SOURCE DATA:
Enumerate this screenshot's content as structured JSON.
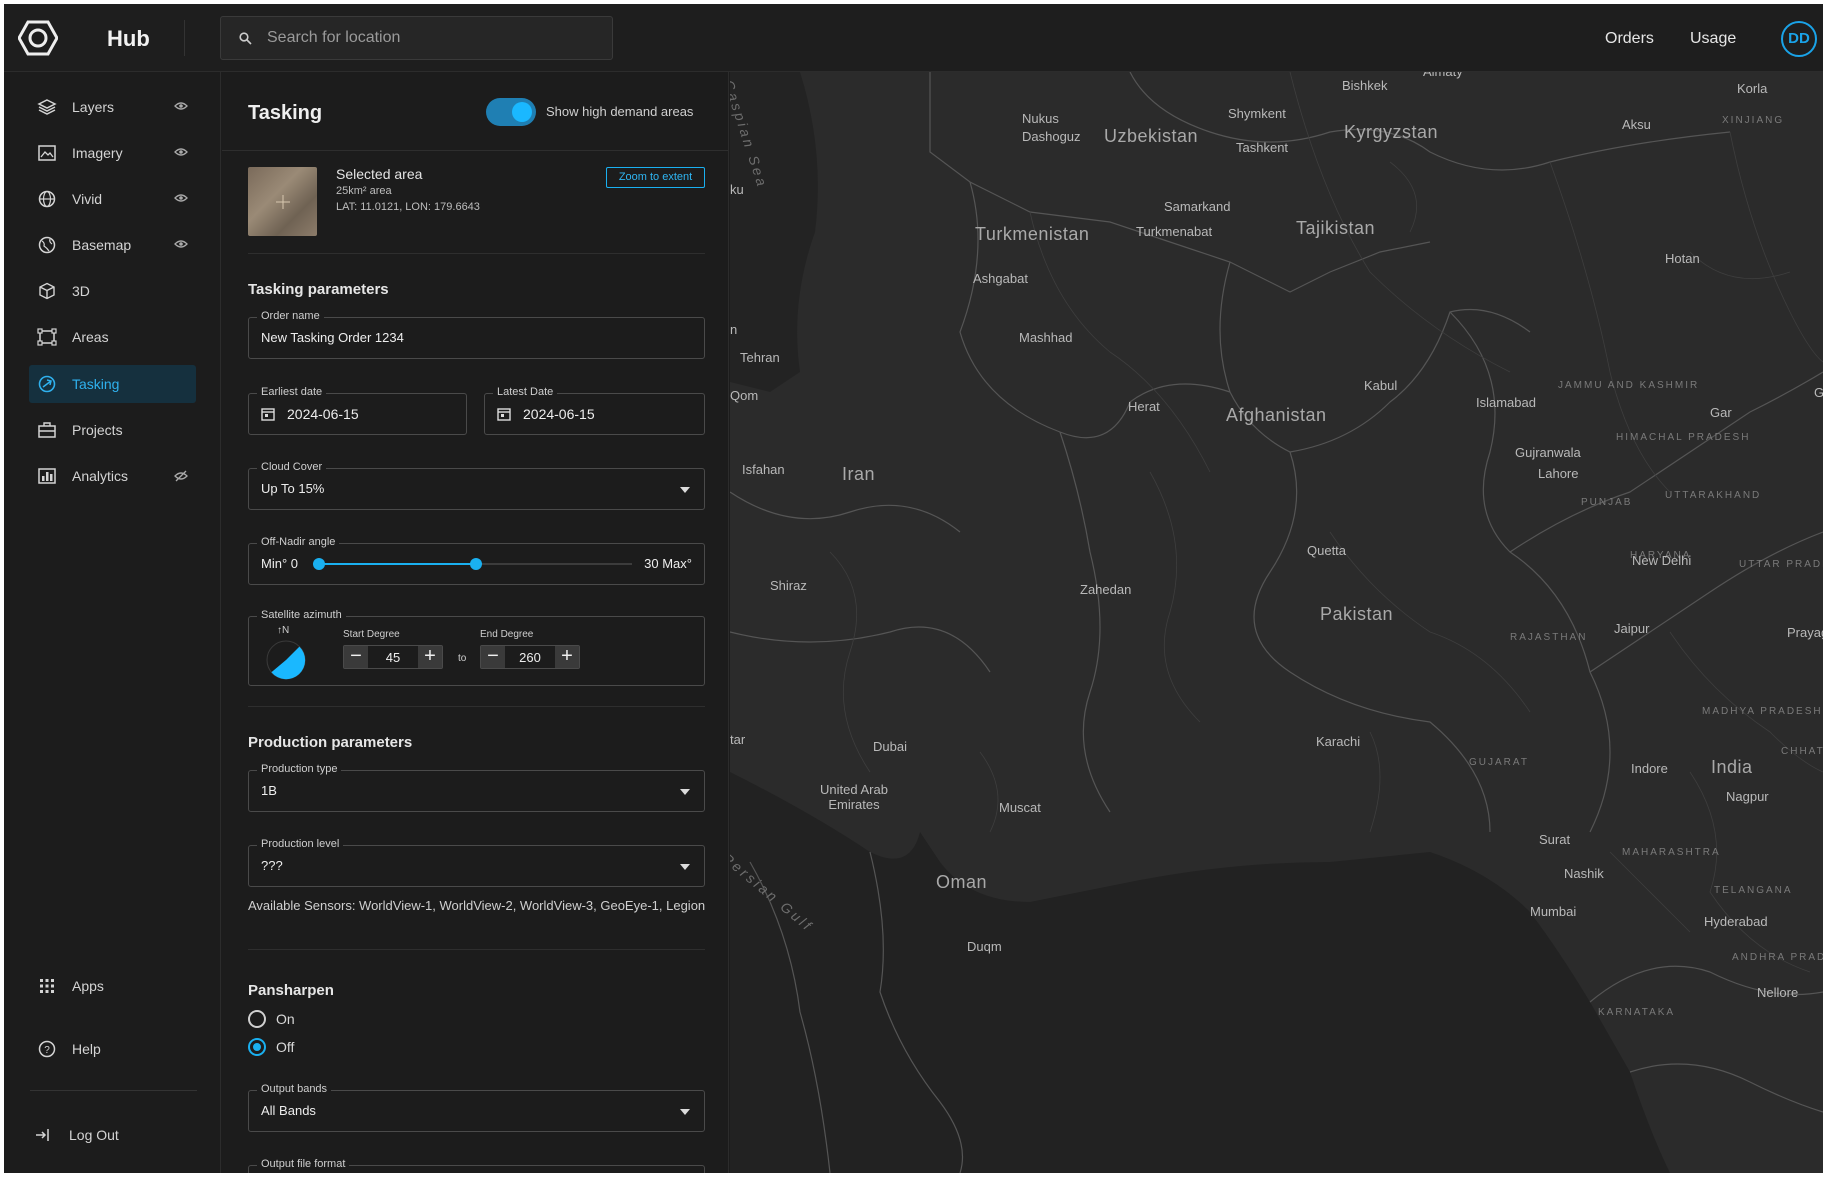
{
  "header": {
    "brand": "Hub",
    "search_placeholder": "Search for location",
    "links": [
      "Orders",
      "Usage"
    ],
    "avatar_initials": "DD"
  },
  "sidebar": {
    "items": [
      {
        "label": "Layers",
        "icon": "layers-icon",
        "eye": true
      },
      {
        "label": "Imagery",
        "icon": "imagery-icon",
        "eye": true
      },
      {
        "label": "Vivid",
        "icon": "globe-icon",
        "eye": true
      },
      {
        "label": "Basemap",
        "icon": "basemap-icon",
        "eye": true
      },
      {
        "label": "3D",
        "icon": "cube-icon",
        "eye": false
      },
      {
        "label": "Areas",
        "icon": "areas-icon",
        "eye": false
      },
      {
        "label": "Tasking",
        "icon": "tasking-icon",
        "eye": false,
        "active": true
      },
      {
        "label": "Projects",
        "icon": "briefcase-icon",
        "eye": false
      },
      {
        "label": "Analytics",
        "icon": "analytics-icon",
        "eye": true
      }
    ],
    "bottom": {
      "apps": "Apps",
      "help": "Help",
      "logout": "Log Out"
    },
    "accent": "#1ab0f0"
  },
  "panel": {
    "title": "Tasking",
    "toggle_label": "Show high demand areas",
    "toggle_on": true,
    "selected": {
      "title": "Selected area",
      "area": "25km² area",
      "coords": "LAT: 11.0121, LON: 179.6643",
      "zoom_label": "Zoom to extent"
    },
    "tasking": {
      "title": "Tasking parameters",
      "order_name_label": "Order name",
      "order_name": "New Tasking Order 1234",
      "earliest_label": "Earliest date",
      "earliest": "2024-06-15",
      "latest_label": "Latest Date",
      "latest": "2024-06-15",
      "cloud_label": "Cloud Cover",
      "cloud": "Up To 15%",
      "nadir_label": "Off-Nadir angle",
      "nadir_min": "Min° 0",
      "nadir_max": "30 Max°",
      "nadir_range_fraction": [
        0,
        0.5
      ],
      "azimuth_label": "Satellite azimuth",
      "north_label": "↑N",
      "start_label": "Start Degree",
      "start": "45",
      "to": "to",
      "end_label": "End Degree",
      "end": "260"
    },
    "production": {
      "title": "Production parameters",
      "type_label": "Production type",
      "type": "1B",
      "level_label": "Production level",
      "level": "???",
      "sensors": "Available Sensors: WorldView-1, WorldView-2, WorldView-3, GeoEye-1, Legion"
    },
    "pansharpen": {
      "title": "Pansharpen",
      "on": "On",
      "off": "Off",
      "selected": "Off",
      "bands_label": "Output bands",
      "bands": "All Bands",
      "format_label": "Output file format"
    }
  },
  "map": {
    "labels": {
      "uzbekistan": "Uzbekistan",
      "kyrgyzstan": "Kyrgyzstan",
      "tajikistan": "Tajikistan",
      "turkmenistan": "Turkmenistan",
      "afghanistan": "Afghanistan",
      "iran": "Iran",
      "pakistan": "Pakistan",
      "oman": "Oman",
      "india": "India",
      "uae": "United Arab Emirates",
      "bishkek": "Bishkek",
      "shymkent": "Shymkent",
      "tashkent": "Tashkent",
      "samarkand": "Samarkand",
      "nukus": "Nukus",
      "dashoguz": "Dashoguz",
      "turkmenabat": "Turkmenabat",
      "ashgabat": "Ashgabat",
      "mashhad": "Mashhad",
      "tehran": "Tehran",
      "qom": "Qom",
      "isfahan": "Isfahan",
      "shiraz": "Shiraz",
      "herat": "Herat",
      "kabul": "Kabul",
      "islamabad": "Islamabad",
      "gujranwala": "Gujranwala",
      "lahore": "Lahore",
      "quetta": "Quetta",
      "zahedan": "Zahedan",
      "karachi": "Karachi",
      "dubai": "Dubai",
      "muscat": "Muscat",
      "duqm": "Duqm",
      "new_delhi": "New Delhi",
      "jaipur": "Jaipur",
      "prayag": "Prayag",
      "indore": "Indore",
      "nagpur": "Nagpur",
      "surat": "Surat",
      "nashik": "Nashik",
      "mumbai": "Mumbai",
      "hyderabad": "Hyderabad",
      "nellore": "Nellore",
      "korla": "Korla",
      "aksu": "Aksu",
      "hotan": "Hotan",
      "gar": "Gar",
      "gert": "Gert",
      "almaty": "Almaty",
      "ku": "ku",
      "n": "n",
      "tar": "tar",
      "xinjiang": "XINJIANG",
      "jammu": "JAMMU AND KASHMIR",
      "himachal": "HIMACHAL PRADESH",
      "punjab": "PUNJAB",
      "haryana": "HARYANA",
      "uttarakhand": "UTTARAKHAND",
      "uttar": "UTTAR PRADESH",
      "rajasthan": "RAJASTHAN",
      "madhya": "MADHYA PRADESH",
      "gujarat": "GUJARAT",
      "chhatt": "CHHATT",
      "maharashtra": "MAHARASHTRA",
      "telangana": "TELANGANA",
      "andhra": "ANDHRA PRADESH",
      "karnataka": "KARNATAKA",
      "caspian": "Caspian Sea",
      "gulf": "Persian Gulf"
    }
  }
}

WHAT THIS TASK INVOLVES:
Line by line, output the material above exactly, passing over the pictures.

ANSWER TO THIS PROBLEM:
Enumerate this screenshot's content as structured JSON.
{
  "header": {
    "brand": "Hub",
    "search_placeholder": "Search for location",
    "links": [
      "Orders",
      "Usage"
    ],
    "avatar_initials": "DD"
  },
  "sidebar": {
    "items": [
      {
        "label": "Layers",
        "icon": "layers-icon",
        "eye": true
      },
      {
        "label": "Imagery",
        "icon": "imagery-icon",
        "eye": true
      },
      {
        "label": "Vivid",
        "icon": "globe-icon",
        "eye": true
      },
      {
        "label": "Basemap",
        "icon": "basemap-icon",
        "eye": true
      },
      {
        "label": "3D",
        "icon": "cube-icon",
        "eye": false
      },
      {
        "label": "Areas",
        "icon": "areas-icon",
        "eye": false
      },
      {
        "label": "Tasking",
        "icon": "tasking-icon",
        "eye": false,
        "active": true
      },
      {
        "label": "Projects",
        "icon": "briefcase-icon",
        "eye": false
      },
      {
        "label": "Analytics",
        "icon": "analytics-icon",
        "eye": true
      }
    ],
    "bottom": {
      "apps": "Apps",
      "help": "Help",
      "logout": "Log Out"
    },
    "accent": "#1ab0f0"
  },
  "panel": {
    "title": "Tasking",
    "toggle_label": "Show high demand areas",
    "toggle_on": true,
    "selected": {
      "title": "Selected area",
      "area": "25km² area",
      "coords": "LAT: 11.0121, LON: 179.6643",
      "zoom_label": "Zoom to extent"
    },
    "tasking": {
      "title": "Tasking parameters",
      "order_name_label": "Order name",
      "order_name": "New Tasking Order 1234",
      "earliest_label": "Earliest date",
      "earliest": "2024-06-15",
      "latest_label": "Latest Date",
      "latest": "2024-06-15",
      "cloud_label": "Cloud Cover",
      "cloud": "Up To 15%",
      "nadir_label": "Off-Nadir angle",
      "nadir_min": "Min° 0",
      "nadir_max": "30 Max°",
      "nadir_range_fraction": [
        0,
        0.5
      ],
      "azimuth_label": "Satellite azimuth",
      "north_label": "↑N",
      "start_label": "Start Degree",
      "start": "45",
      "to": "to",
      "end_label": "End Degree",
      "end": "260"
    },
    "production": {
      "title": "Production parameters",
      "type_label": "Production type",
      "type": "1B",
      "level_label": "Production level",
      "level": "???",
      "sensors": "Available Sensors: WorldView-1, WorldView-2, WorldView-3, GeoEye-1, Legion"
    },
    "pansharpen": {
      "title": "Pansharpen",
      "on": "On",
      "off": "Off",
      "selected": "Off",
      "bands_label": "Output bands",
      "bands": "All Bands",
      "format_label": "Output file format"
    }
  },
  "map": {
    "labels": {
      "uzbekistan": "Uzbekistan",
      "kyrgyzstan": "Kyrgyzstan",
      "tajikistan": "Tajikistan",
      "turkmenistan": "Turkmenistan",
      "afghanistan": "Afghanistan",
      "iran": "Iran",
      "pakistan": "Pakistan",
      "oman": "Oman",
      "india": "India",
      "uae": "United Arab Emirates",
      "bishkek": "Bishkek",
      "shymkent": "Shymkent",
      "tashkent": "Tashkent",
      "samarkand": "Samarkand",
      "nukus": "Nukus",
      "dashoguz": "Dashoguz",
      "turkmenabat": "Turkmenabat",
      "ashgabat": "Ashgabat",
      "mashhad": "Mashhad",
      "tehran": "Tehran",
      "qom": "Qom",
      "isfahan": "Isfahan",
      "shiraz": "Shiraz",
      "herat": "Herat",
      "kabul": "Kabul",
      "islamabad": "Islamabad",
      "gujranwala": "Gujranwala",
      "lahore": "Lahore",
      "quetta": "Quetta",
      "zahedan": "Zahedan",
      "karachi": "Karachi",
      "dubai": "Dubai",
      "muscat": "Muscat",
      "duqm": "Duqm",
      "new_delhi": "New Delhi",
      "jaipur": "Jaipur",
      "prayag": "Prayag",
      "indore": "Indore",
      "nagpur": "Nagpur",
      "surat": "Surat",
      "nashik": "Nashik",
      "mumbai": "Mumbai",
      "hyderabad": "Hyderabad",
      "nellore": "Nellore",
      "korla": "Korla",
      "aksu": "Aksu",
      "hotan": "Hotan",
      "gar": "Gar",
      "gert": "Gert",
      "almaty": "Almaty",
      "ku": "ku",
      "n": "n",
      "tar": "tar",
      "xinjiang": "XINJIANG",
      "jammu": "JAMMU AND KASHMIR",
      "himachal": "HIMACHAL PRADESH",
      "punjab": "PUNJAB",
      "haryana": "HARYANA",
      "uttarakhand": "UTTARAKHAND",
      "uttar": "UTTAR PRADESH",
      "rajasthan": "RAJASTHAN",
      "madhya": "MADHYA PRADESH",
      "gujarat": "GUJARAT",
      "chhatt": "CHHATT",
      "maharashtra": "MAHARASHTRA",
      "telangana": "TELANGANA",
      "andhra": "ANDHRA PRADESH",
      "karnataka": "KARNATAKA",
      "caspian": "Caspian Sea",
      "gulf": "Persian Gulf"
    }
  }
}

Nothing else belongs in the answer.